=== What you are asked to do ===
Each line below containing the word "kind" needs to be shown.

=== Records for this exercise ===
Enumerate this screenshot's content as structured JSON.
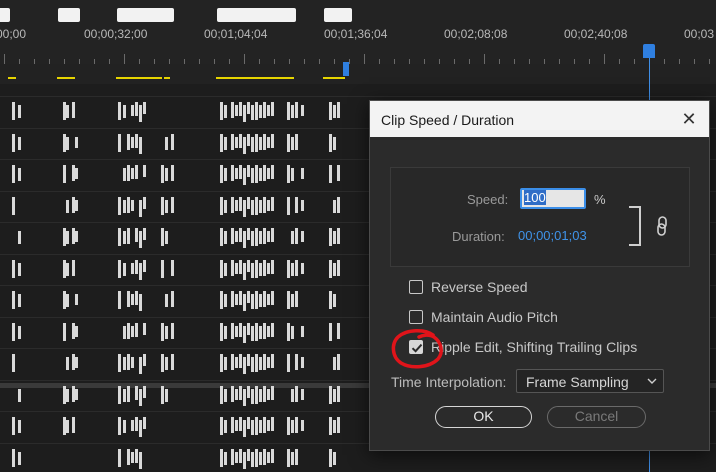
{
  "timeline": {
    "timecodes": [
      "00;00",
      "00;00;32;00",
      "00;01;04;04",
      "00;01;36;04",
      "00;02;08;08",
      "00;02;40;08",
      "00;03"
    ],
    "accent_color": "#2f7fe0",
    "marker_color": "#e6d400"
  },
  "dialog": {
    "title": "Clip Speed / Duration",
    "close_glyph": "✕",
    "speed_label": "Speed:",
    "speed_value": "100",
    "speed_unit": "%",
    "duration_label": "Duration:",
    "duration_value": "00;00;01;03",
    "reverse_speed_label": "Reverse Speed",
    "reverse_speed_checked": false,
    "maintain_audio_label": "Maintain Audio Pitch",
    "maintain_audio_checked": false,
    "ripple_edit_label": "Ripple Edit, Shifting Trailing Clips",
    "ripple_edit_checked": true,
    "time_interpolation_label": "Time Interpolation:",
    "time_interpolation_value": "Frame Sampling",
    "ok_label": "OK",
    "cancel_label": "Cancel",
    "link_icon": "chain-link-icon",
    "annotation_color": "#e0141a"
  }
}
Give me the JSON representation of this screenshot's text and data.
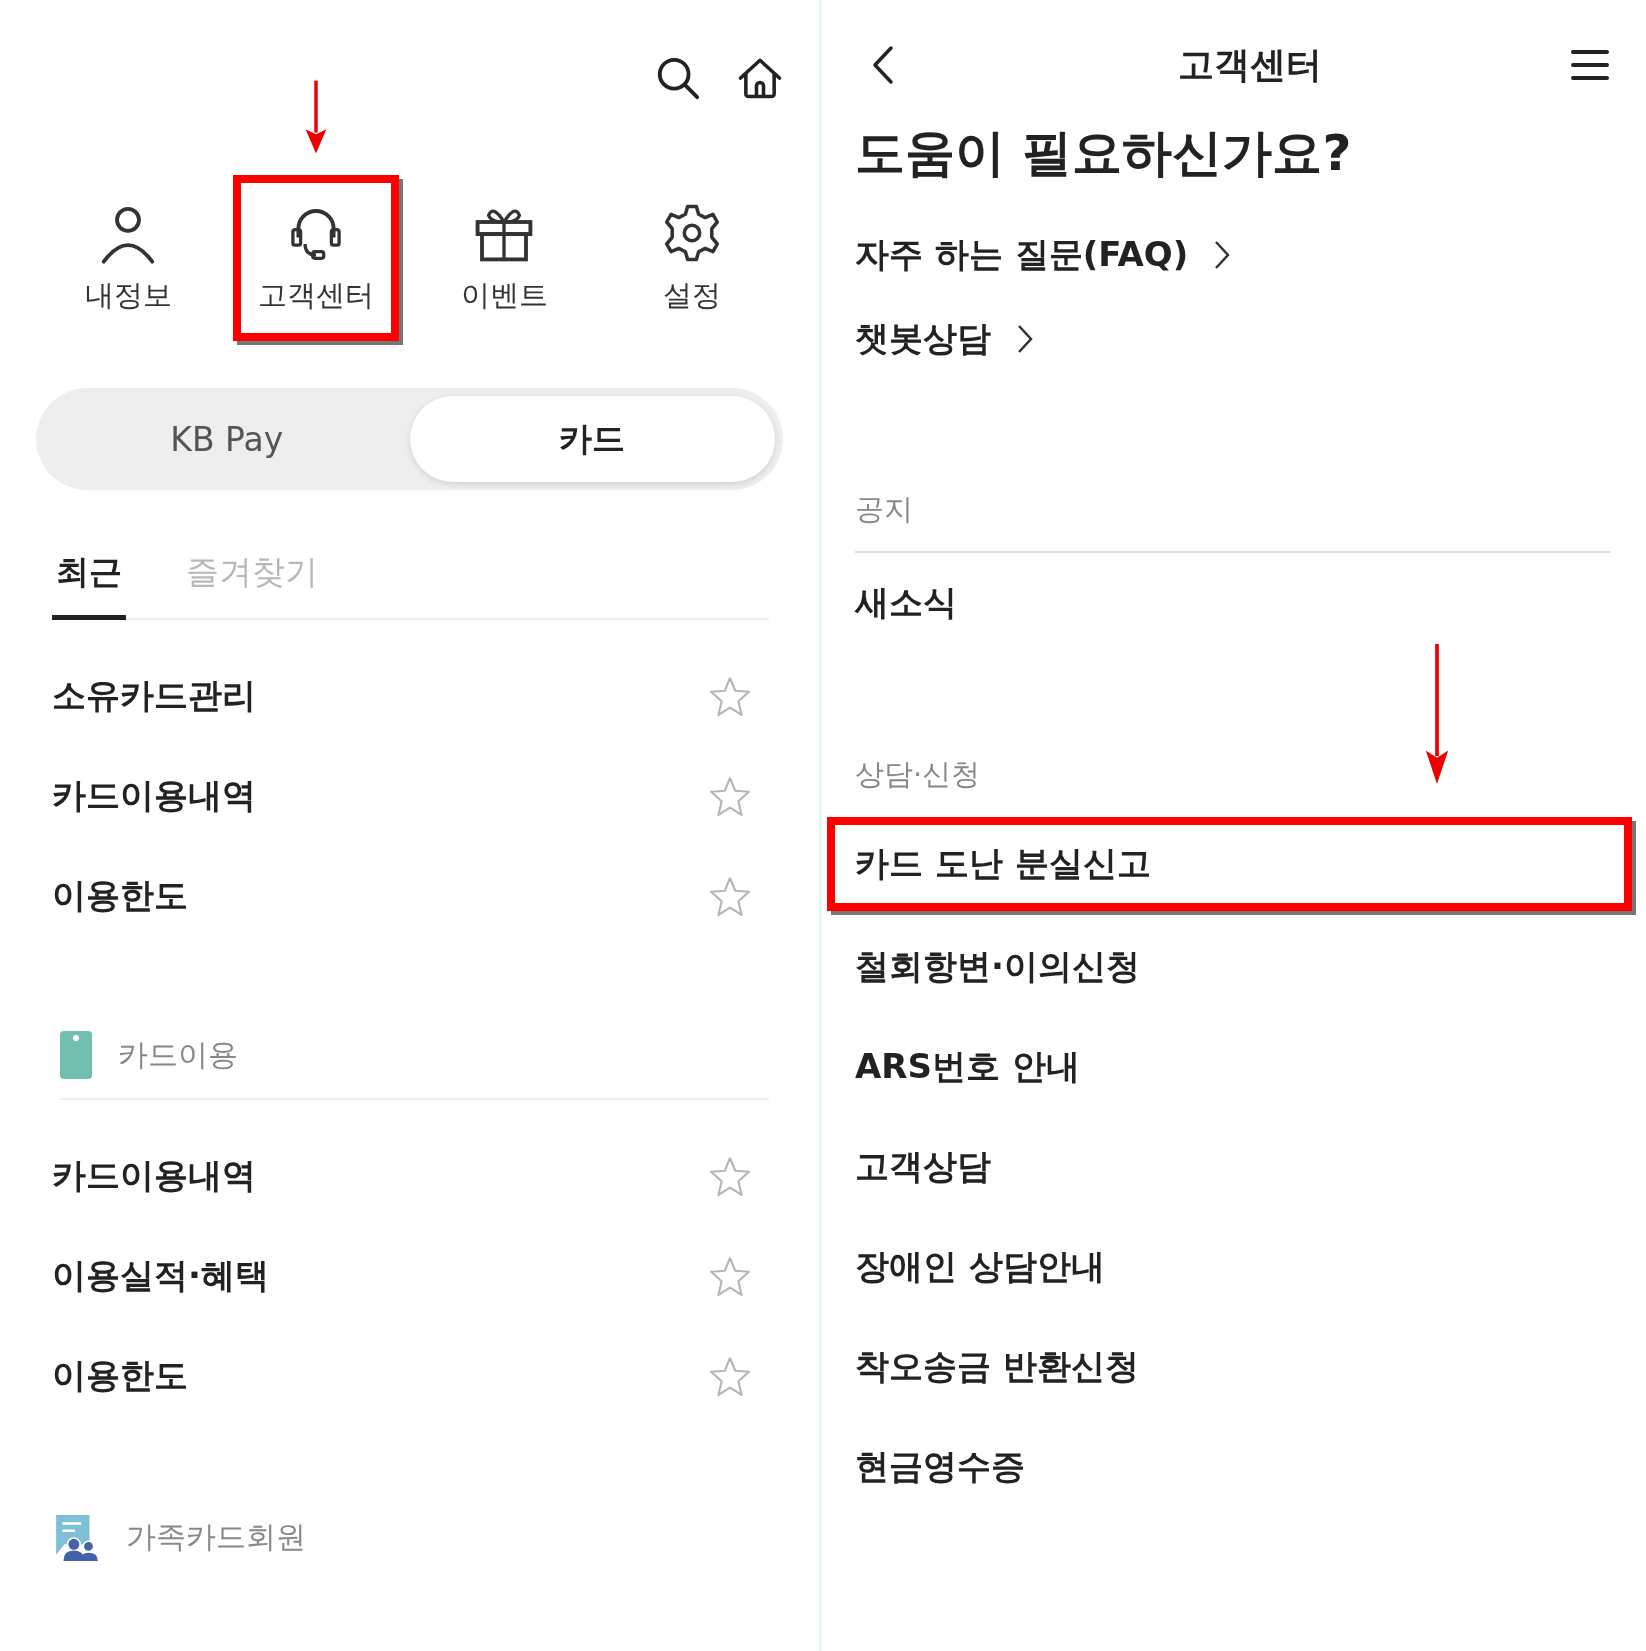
{
  "left": {
    "quick_menu": [
      {
        "label": "내정보",
        "kind": "person",
        "highlighted": false
      },
      {
        "label": "고객센터",
        "kind": "headset",
        "highlighted": true
      },
      {
        "label": "이벤트",
        "kind": "gift",
        "highlighted": false
      },
      {
        "label": "설정",
        "kind": "gear",
        "highlighted": false
      }
    ],
    "segments": [
      {
        "label": "KB Pay",
        "selected": false
      },
      {
        "label": "카드",
        "selected": true
      }
    ],
    "tabs": [
      {
        "label": "최근",
        "selected": true
      },
      {
        "label": "즐겨찾기",
        "selected": false
      }
    ],
    "recent": [
      {
        "label": "소유카드관리",
        "favorite": false
      },
      {
        "label": "카드이용내역",
        "favorite": false
      },
      {
        "label": "이용한도",
        "favorite": false
      }
    ],
    "sections": [
      {
        "title": "카드이용",
        "kind": "card",
        "items": [
          {
            "label": "카드이용내역",
            "favorite": false
          },
          {
            "label": "이용실적·혜택",
            "favorite": false
          },
          {
            "label": "이용한도",
            "favorite": false
          }
        ]
      },
      {
        "title": "가족카드회원",
        "kind": "family"
      }
    ]
  },
  "right": {
    "title": "고객센터",
    "heading": "도움이 필요하신가요?",
    "links": [
      "자주 하는 질문(FAQ)",
      "챗봇상담"
    ],
    "groups": [
      {
        "title": "공지",
        "divider": true,
        "items": [
          {
            "label": "새소식",
            "highlighted": false
          }
        ]
      },
      {
        "title": "상담·신청",
        "divider": false,
        "items": [
          {
            "label": "카드 도난 분실신고",
            "highlighted": true
          },
          {
            "label": "철회항변·이의신청",
            "highlighted": false
          },
          {
            "label": "ARS번호 안내",
            "highlighted": false
          },
          {
            "label": "고객상담",
            "highlighted": false
          },
          {
            "label": "장애인 상담안내",
            "highlighted": false
          },
          {
            "label": "착오송금 반환신청",
            "highlighted": false
          },
          {
            "label": "현금영수증",
            "highlighted": false
          }
        ]
      }
    ]
  }
}
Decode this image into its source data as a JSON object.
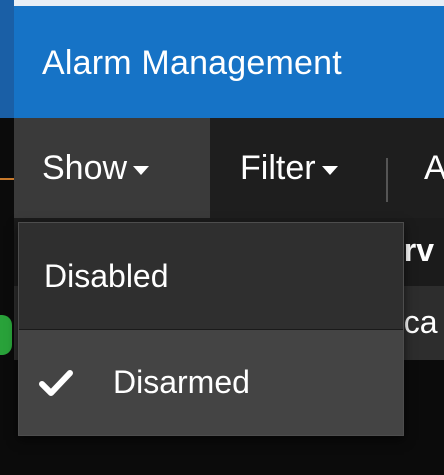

=== Expected answer ===
        "kind": "person",
        "kind": "headset",
        "kind": "gift",
        "kind": "gear",
        "kind": "card",
        "kind": "family"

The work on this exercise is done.